What you need to do: What you return must match the listing exactly, with every image removed.

Top of Data for this exercise

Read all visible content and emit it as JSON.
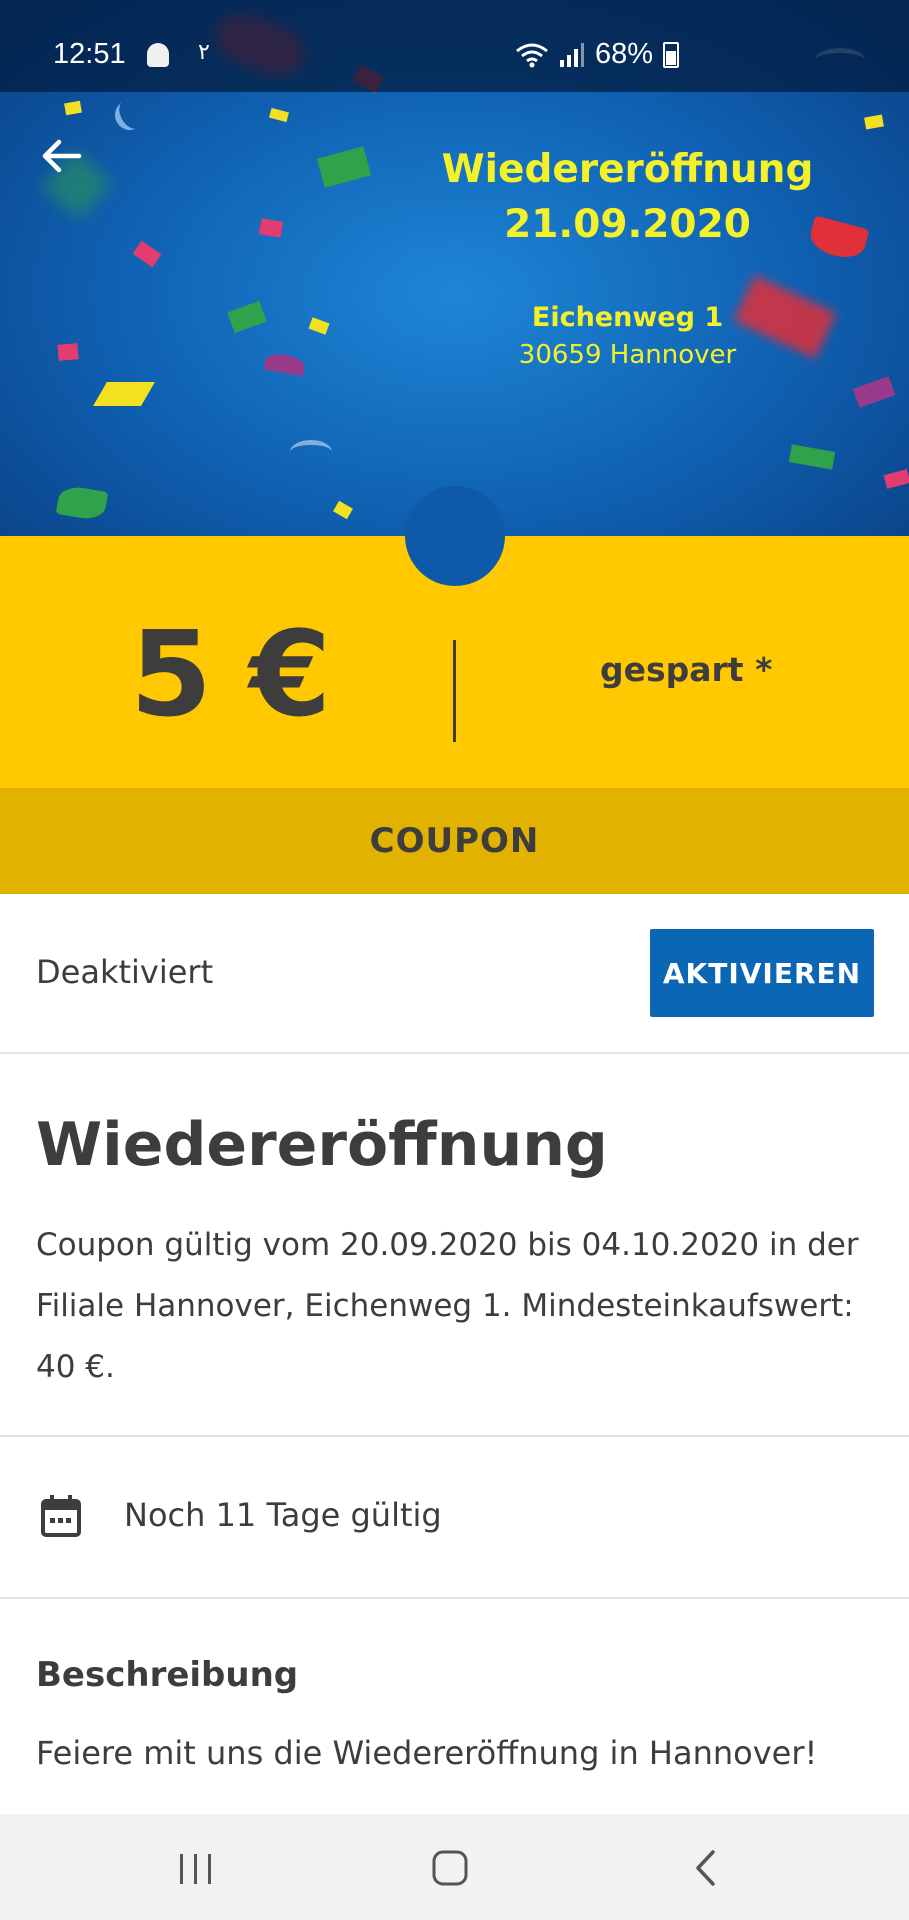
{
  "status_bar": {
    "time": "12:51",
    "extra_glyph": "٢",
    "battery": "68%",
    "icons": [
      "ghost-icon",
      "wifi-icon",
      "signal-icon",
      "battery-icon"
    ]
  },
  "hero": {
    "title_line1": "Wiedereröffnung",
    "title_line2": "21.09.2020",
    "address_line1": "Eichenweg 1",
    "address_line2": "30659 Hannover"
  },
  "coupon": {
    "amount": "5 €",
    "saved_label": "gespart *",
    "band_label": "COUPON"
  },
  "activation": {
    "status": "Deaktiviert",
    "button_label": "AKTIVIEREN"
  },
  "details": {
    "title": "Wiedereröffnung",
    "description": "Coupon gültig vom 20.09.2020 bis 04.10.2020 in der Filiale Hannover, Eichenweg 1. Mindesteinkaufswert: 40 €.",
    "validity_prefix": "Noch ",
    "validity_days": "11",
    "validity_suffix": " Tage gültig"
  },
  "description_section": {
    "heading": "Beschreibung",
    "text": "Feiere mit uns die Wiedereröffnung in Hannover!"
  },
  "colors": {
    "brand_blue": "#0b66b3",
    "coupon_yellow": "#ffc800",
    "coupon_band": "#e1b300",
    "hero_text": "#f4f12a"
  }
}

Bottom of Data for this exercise

Expected answer:
Read all visible content and emit it as JSON.
{
  "status_bar": {
    "time": "12:51",
    "extra_glyph": "٢",
    "battery": "68%",
    "icons": [
      "ghost-icon",
      "wifi-icon",
      "signal-icon",
      "battery-icon"
    ]
  },
  "hero": {
    "title_line1": "Wiedereröffnung",
    "title_line2": "21.09.2020",
    "address_line1": "Eichenweg 1",
    "address_line2": "30659 Hannover"
  },
  "coupon": {
    "amount": "5 €",
    "saved_label": "gespart *",
    "band_label": "COUPON"
  },
  "activation": {
    "status": "Deaktiviert",
    "button_label": "AKTIVIEREN"
  },
  "details": {
    "title": "Wiedereröffnung",
    "description": "Coupon gültig vom 20.09.2020 bis 04.10.2020 in der Filiale Hannover, Eichenweg 1. Mindesteinkaufswert: 40 €.",
    "validity_prefix": "Noch ",
    "validity_days": "11",
    "validity_suffix": " Tage gültig"
  },
  "description_section": {
    "heading": "Beschreibung",
    "text": "Feiere mit uns die Wiedereröffnung in Hannover!"
  },
  "colors": {
    "brand_blue": "#0b66b3",
    "coupon_yellow": "#ffc800",
    "coupon_band": "#e1b300",
    "hero_text": "#f4f12a"
  }
}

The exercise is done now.